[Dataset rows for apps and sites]
+===+
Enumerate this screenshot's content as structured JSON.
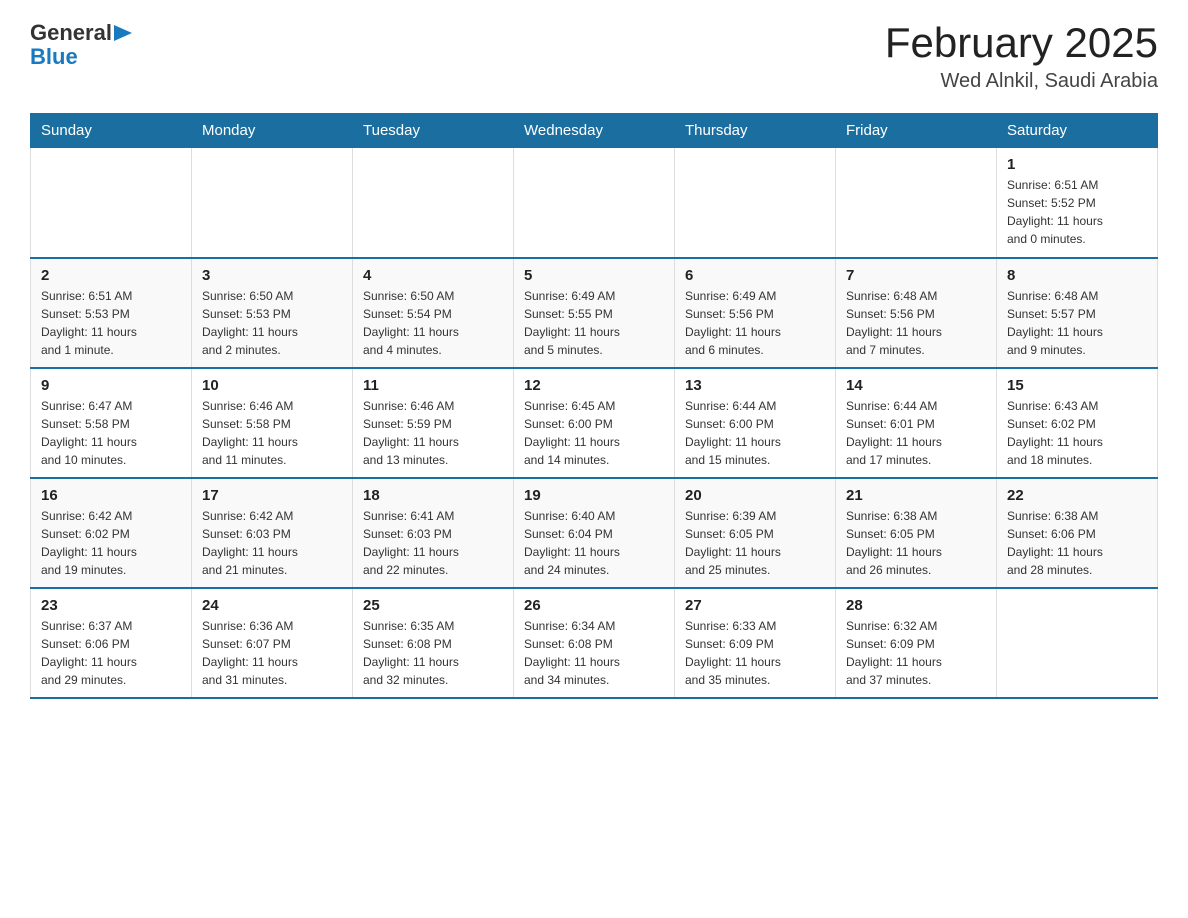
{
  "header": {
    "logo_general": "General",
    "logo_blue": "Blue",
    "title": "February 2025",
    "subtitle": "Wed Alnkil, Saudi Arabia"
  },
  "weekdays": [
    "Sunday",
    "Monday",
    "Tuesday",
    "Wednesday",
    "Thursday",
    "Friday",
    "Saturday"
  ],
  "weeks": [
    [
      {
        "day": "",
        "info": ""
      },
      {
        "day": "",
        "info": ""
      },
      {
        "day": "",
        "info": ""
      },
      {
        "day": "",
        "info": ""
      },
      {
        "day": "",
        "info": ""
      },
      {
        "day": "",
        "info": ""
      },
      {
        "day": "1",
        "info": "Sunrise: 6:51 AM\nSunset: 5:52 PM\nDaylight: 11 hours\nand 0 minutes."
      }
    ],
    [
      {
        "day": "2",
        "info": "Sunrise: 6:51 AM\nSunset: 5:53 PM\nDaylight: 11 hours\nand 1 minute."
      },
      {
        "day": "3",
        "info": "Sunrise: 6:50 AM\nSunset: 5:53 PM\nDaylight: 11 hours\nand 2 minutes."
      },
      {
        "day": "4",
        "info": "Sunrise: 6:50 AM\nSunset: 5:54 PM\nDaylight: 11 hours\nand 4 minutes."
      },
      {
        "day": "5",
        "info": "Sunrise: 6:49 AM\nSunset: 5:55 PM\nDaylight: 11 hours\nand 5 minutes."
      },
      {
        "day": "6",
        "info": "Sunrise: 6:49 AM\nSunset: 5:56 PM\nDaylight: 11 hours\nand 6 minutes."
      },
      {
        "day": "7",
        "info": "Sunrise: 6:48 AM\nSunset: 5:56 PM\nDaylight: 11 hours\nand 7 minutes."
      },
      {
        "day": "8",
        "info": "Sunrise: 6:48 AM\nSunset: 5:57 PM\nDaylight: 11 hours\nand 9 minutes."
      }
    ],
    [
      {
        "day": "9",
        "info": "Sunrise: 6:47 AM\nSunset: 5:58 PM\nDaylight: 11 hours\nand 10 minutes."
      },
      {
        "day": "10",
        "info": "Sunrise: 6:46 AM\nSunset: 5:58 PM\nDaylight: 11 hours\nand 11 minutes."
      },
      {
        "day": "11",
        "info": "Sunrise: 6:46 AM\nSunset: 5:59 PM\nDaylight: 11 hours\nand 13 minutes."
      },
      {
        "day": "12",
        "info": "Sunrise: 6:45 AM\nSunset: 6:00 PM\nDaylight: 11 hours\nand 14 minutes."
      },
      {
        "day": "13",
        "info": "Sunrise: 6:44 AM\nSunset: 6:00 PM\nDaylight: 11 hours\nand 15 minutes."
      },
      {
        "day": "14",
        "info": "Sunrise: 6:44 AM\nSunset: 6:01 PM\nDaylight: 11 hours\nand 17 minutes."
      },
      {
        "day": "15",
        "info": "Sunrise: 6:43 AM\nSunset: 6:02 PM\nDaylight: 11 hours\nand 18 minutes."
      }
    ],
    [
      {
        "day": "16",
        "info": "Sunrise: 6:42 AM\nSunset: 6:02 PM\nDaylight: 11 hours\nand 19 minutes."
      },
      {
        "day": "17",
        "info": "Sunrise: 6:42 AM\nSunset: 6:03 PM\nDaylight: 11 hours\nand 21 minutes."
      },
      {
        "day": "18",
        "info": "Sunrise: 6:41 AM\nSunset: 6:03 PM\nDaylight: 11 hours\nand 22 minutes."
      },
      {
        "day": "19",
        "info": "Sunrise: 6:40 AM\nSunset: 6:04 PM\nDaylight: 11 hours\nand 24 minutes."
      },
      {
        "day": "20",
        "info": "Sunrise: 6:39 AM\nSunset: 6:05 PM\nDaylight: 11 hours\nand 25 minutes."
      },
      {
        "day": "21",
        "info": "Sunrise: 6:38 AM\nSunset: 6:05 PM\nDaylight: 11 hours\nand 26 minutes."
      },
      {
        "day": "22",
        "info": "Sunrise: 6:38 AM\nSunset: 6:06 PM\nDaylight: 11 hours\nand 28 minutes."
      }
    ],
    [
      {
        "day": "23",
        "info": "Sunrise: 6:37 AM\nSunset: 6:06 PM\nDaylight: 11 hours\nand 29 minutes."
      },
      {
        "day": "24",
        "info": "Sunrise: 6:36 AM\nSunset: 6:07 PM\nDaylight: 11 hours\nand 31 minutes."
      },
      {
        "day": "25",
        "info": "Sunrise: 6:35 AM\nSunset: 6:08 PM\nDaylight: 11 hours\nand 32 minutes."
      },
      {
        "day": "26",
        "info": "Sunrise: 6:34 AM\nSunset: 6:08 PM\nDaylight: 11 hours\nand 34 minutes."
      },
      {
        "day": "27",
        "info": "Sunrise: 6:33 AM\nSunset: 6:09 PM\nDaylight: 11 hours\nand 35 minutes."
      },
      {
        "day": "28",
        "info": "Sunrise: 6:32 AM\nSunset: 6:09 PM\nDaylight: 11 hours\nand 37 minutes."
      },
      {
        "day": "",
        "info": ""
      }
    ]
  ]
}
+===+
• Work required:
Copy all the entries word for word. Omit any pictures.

• Response for this exercise:
Enumerate this screenshot's content as structured JSON.
{
  "header": {
    "logo_general": "General",
    "logo_blue": "Blue",
    "title": "February 2025",
    "subtitle": "Wed Alnkil, Saudi Arabia"
  },
  "weekdays": [
    "Sunday",
    "Monday",
    "Tuesday",
    "Wednesday",
    "Thursday",
    "Friday",
    "Saturday"
  ],
  "weeks": [
    [
      {
        "day": "",
        "info": ""
      },
      {
        "day": "",
        "info": ""
      },
      {
        "day": "",
        "info": ""
      },
      {
        "day": "",
        "info": ""
      },
      {
        "day": "",
        "info": ""
      },
      {
        "day": "",
        "info": ""
      },
      {
        "day": "1",
        "info": "Sunrise: 6:51 AM\nSunset: 5:52 PM\nDaylight: 11 hours\nand 0 minutes."
      }
    ],
    [
      {
        "day": "2",
        "info": "Sunrise: 6:51 AM\nSunset: 5:53 PM\nDaylight: 11 hours\nand 1 minute."
      },
      {
        "day": "3",
        "info": "Sunrise: 6:50 AM\nSunset: 5:53 PM\nDaylight: 11 hours\nand 2 minutes."
      },
      {
        "day": "4",
        "info": "Sunrise: 6:50 AM\nSunset: 5:54 PM\nDaylight: 11 hours\nand 4 minutes."
      },
      {
        "day": "5",
        "info": "Sunrise: 6:49 AM\nSunset: 5:55 PM\nDaylight: 11 hours\nand 5 minutes."
      },
      {
        "day": "6",
        "info": "Sunrise: 6:49 AM\nSunset: 5:56 PM\nDaylight: 11 hours\nand 6 minutes."
      },
      {
        "day": "7",
        "info": "Sunrise: 6:48 AM\nSunset: 5:56 PM\nDaylight: 11 hours\nand 7 minutes."
      },
      {
        "day": "8",
        "info": "Sunrise: 6:48 AM\nSunset: 5:57 PM\nDaylight: 11 hours\nand 9 minutes."
      }
    ],
    [
      {
        "day": "9",
        "info": "Sunrise: 6:47 AM\nSunset: 5:58 PM\nDaylight: 11 hours\nand 10 minutes."
      },
      {
        "day": "10",
        "info": "Sunrise: 6:46 AM\nSunset: 5:58 PM\nDaylight: 11 hours\nand 11 minutes."
      },
      {
        "day": "11",
        "info": "Sunrise: 6:46 AM\nSunset: 5:59 PM\nDaylight: 11 hours\nand 13 minutes."
      },
      {
        "day": "12",
        "info": "Sunrise: 6:45 AM\nSunset: 6:00 PM\nDaylight: 11 hours\nand 14 minutes."
      },
      {
        "day": "13",
        "info": "Sunrise: 6:44 AM\nSunset: 6:00 PM\nDaylight: 11 hours\nand 15 minutes."
      },
      {
        "day": "14",
        "info": "Sunrise: 6:44 AM\nSunset: 6:01 PM\nDaylight: 11 hours\nand 17 minutes."
      },
      {
        "day": "15",
        "info": "Sunrise: 6:43 AM\nSunset: 6:02 PM\nDaylight: 11 hours\nand 18 minutes."
      }
    ],
    [
      {
        "day": "16",
        "info": "Sunrise: 6:42 AM\nSunset: 6:02 PM\nDaylight: 11 hours\nand 19 minutes."
      },
      {
        "day": "17",
        "info": "Sunrise: 6:42 AM\nSunset: 6:03 PM\nDaylight: 11 hours\nand 21 minutes."
      },
      {
        "day": "18",
        "info": "Sunrise: 6:41 AM\nSunset: 6:03 PM\nDaylight: 11 hours\nand 22 minutes."
      },
      {
        "day": "19",
        "info": "Sunrise: 6:40 AM\nSunset: 6:04 PM\nDaylight: 11 hours\nand 24 minutes."
      },
      {
        "day": "20",
        "info": "Sunrise: 6:39 AM\nSunset: 6:05 PM\nDaylight: 11 hours\nand 25 minutes."
      },
      {
        "day": "21",
        "info": "Sunrise: 6:38 AM\nSunset: 6:05 PM\nDaylight: 11 hours\nand 26 minutes."
      },
      {
        "day": "22",
        "info": "Sunrise: 6:38 AM\nSunset: 6:06 PM\nDaylight: 11 hours\nand 28 minutes."
      }
    ],
    [
      {
        "day": "23",
        "info": "Sunrise: 6:37 AM\nSunset: 6:06 PM\nDaylight: 11 hours\nand 29 minutes."
      },
      {
        "day": "24",
        "info": "Sunrise: 6:36 AM\nSunset: 6:07 PM\nDaylight: 11 hours\nand 31 minutes."
      },
      {
        "day": "25",
        "info": "Sunrise: 6:35 AM\nSunset: 6:08 PM\nDaylight: 11 hours\nand 32 minutes."
      },
      {
        "day": "26",
        "info": "Sunrise: 6:34 AM\nSunset: 6:08 PM\nDaylight: 11 hours\nand 34 minutes."
      },
      {
        "day": "27",
        "info": "Sunrise: 6:33 AM\nSunset: 6:09 PM\nDaylight: 11 hours\nand 35 minutes."
      },
      {
        "day": "28",
        "info": "Sunrise: 6:32 AM\nSunset: 6:09 PM\nDaylight: 11 hours\nand 37 minutes."
      },
      {
        "day": "",
        "info": ""
      }
    ]
  ]
}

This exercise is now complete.